Number of Car Accident Deaths in Missouri Rises Due to Winter Weather
Posted on January 8th, 2014 by Zane Cagle
A fatal crash on Interstate 44 occurred Monday that is blamed on the icy roadways. At 10:40 a.m. a car apparently slid on ice and collided with a tractor-trailer. The victim was identified today as a 20-year St. Louis woman. According to reports, she lost control of her car and was hit by a semi and her car was forced into the guardrail. The snowstorm that dumped many inches of snow on St. Louis resulted in several accidents across Missouri, but the only fatality on Monday morning was on I-44. According to reports, the young woman had waited to drive until Monday because of the roadways.
The Missouri State Highway Patrol said that many motorists appeared to follow advice to stay home or to drive more slowly and more cautiously if they did try to hit the roadway. Many were able to avoid the roadways and unfortunately, many drivers still had to make driving trips. While over three dozen wrecks were worked by the Missouri Highway Patrol on Monday, the tragic death of the young woman appears to be the one fatality. Patrol Capt.
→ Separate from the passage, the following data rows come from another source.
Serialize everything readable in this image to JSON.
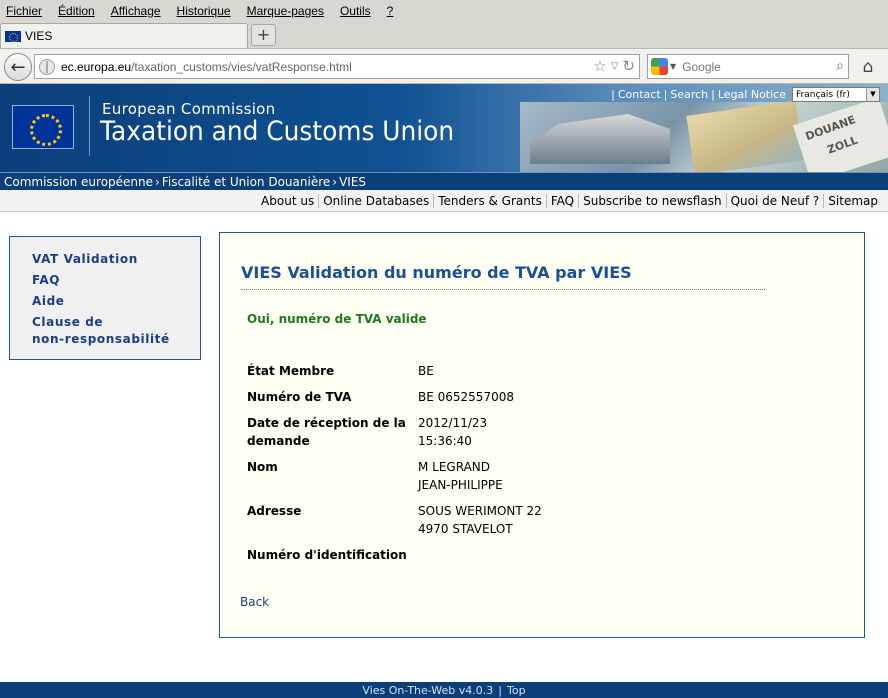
{
  "browser": {
    "menu": [
      "Fichier",
      "Édition",
      "Affichage",
      "Historique",
      "Marque-pages",
      "Outils",
      "?"
    ],
    "tab_title": "VIES",
    "new_tab": "+",
    "url_host": "ec.europa.eu",
    "url_path": "/taxation_customs/vies/vatResponse.html",
    "search_placeholder": "Google"
  },
  "banner": {
    "commission": "European Commission",
    "site_name": "Taxation and Customs Union",
    "top_links": [
      "Contact",
      "Search",
      "Legal Notice"
    ],
    "language": "Français (fr)",
    "stamp_text": [
      "DOUANE",
      "ZOLL"
    ]
  },
  "breadcrumb": [
    "Commission européenne",
    "Fiscalité et Union Douanière",
    "VIES"
  ],
  "service_links": [
    "About us",
    "Online Databases",
    "Tenders & Grants",
    "FAQ",
    "Subscribe to newsflash",
    "Quoi de Neuf ?",
    "Sitemap"
  ],
  "leftnav": {
    "vat_validation": "VAT Validation",
    "faq": "FAQ",
    "aide": "Aide",
    "clause_line1": "Clause de",
    "clause_line2": "non-responsabilité"
  },
  "result": {
    "title": "VIES Validation du numéro de TVA par VIES",
    "valid_message": "Oui, numéro de TVA valide",
    "fields": {
      "etat_label": "État Membre",
      "etat_value": "BE",
      "tva_label": "Numéro de TVA",
      "tva_value": "BE 0652557008",
      "date_label_1": "Date de réception de la",
      "date_label_2": "demande",
      "date_value_1": "2012/11/23",
      "date_value_2": "15:36:40",
      "nom_label": "Nom",
      "nom_value_1": "M LEGRAND",
      "nom_value_2": "JEAN-PHILIPPE",
      "adresse_label": "Adresse",
      "adresse_value_1": "SOUS WERIMONT 22",
      "adresse_value_2": "4970 STAVELOT",
      "ident_label": "Numéro d'identification"
    },
    "back": "Back"
  },
  "footer": {
    "version": "Vies On-The-Web v4.0.3",
    "top": "Top"
  },
  "colors": {
    "ec_blue": "#0b3f7a",
    "link_blue": "#1a3f86",
    "valid_green": "#1d7a1d",
    "panel_bg": "#fffff3"
  }
}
Tim Hull says most of the three-dozen wrecks involved vehicles sliding off the road.
A car crash fatality in Montgomery City, Missouri occurred on December 28, 2013 when a crash occurred after a car struck a patch of ice, went off the side of the road, overturned several times and came to a rest on its left side at the bottom of an embankment. The 32-year old mother and 5 year old boy were taken to Columbia Hospital and the five year old boy later died.
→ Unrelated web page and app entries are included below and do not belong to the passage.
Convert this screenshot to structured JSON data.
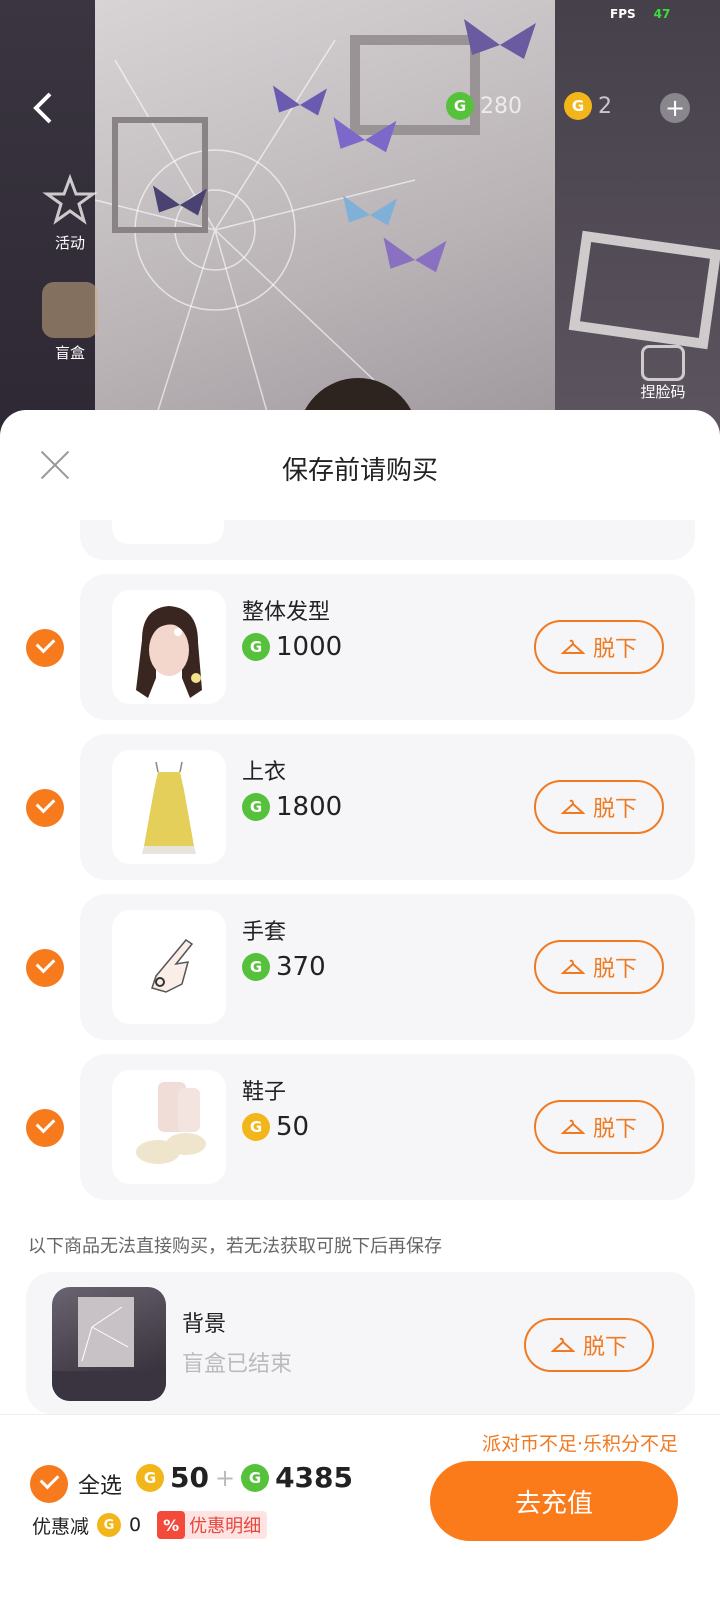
{
  "status": {
    "fps_label": "FPS",
    "fps_value": "47"
  },
  "top_bar": {
    "green_coin_amount": "280",
    "gold_coin_amount": "2"
  },
  "side_menu": {
    "activity_label": "活动",
    "blindbox_label": "盲盒",
    "capture_label": "捏脸码"
  },
  "sheet": {
    "title": "保存前请购买",
    "items": [
      {
        "name": "整体发型",
        "currency": "green",
        "price": "1000",
        "action": "脱下"
      },
      {
        "name": "上衣",
        "currency": "green",
        "price": "1800",
        "action": "脱下"
      },
      {
        "name": "手套",
        "currency": "green",
        "price": "370",
        "action": "脱下"
      },
      {
        "name": "鞋子",
        "currency": "gold",
        "price": "50",
        "action": "脱下"
      }
    ],
    "note": "以下商品无法直接购买，若无法获取可脱下后再保存",
    "unavailable": {
      "name": "背景",
      "status": "盲盒已结束",
      "action": "脱下"
    }
  },
  "footer": {
    "warning": "派对币不足·乐积分不足",
    "select_all": "全选",
    "gold_total": "50",
    "plus": "+",
    "green_total": "4385",
    "discount_label": "优惠减",
    "discount_value": "0",
    "discount_badge": "%",
    "discount_detail": "优惠明细",
    "recharge": "去充值"
  },
  "colors": {
    "accent": "#f77a1c",
    "green_coin": "#56c23c",
    "gold_coin": "#f3b61a"
  },
  "icons": {
    "coin_green": "G",
    "coin_gold": "G"
  }
}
Snow & “Black Ice” Make Travel Difficult
Snow and ice not only make travel inconvenient and difficult but can be very dangerous. As road crews work to clear our highways and streets, you still have to be very wary of “black ice”. “Black ice” sometimes called clear ice, refers to a thin coating of glazed ice on a surface. While not truly black, it is almost transparent and allows for the black asphalt roadway or surface to be seen through it, hence the name “black ice”. This type of ice is practically invisible to drivers on roadways and is particularly dangerous as it can cause skidding due to loss of traction whether on a roadway or sidewalk. While the exact cause of the two fatalities is not clearly known, it was stated that both were weather related auto accidents. It was not stated whether “black ice” was the cause of simply ice/snow in general. Of the three dozen or more wrecks in the St. Louis area, we are fortunate that more people were not killed, however, the loss of one life in an auto accident or truck accident is tragic. The weather forecast promises warmer temperatures and a weekend of 50 degrees! Many of the side streets and some highways are still snow covered. Interstates still have patches of snow, ice and black ice, so driving into the weekend should still be cautious. As roads begin to melt, some of the packed snow and ice can still remain as a great deal of snow fell and has to be removed. Drive slowly and be on the lookout for snow and ice on roadways.
If Injured in a Car Accident, Do I Need an Attorney?
If you have been in a car accident or truck accident that resulted in injuries, you may need legal representation. If you or a loved one was seriously injured, consulting a personal injury attorney early after your accident can give you the peace of mind of having a professional look after your best interests. At The Cagle Law Firm, our attorneys understand that an auto accident can be life changing. Concentrating on returning to good health can occupy most of your time and during that time, you may have had to miss work, accumulated many medical bills and require much rehabilitation. These factors cause physical and emotional stress as well as financial hardship. Our firm represents clients who have been seriously injured in accidents. If you are unsure if you need an attorney or whether or not you have a personal injury or wrongful death claim in Missouri or Illinois, consultations are always free at (314) 276-1681 or locally, (314) 276-1681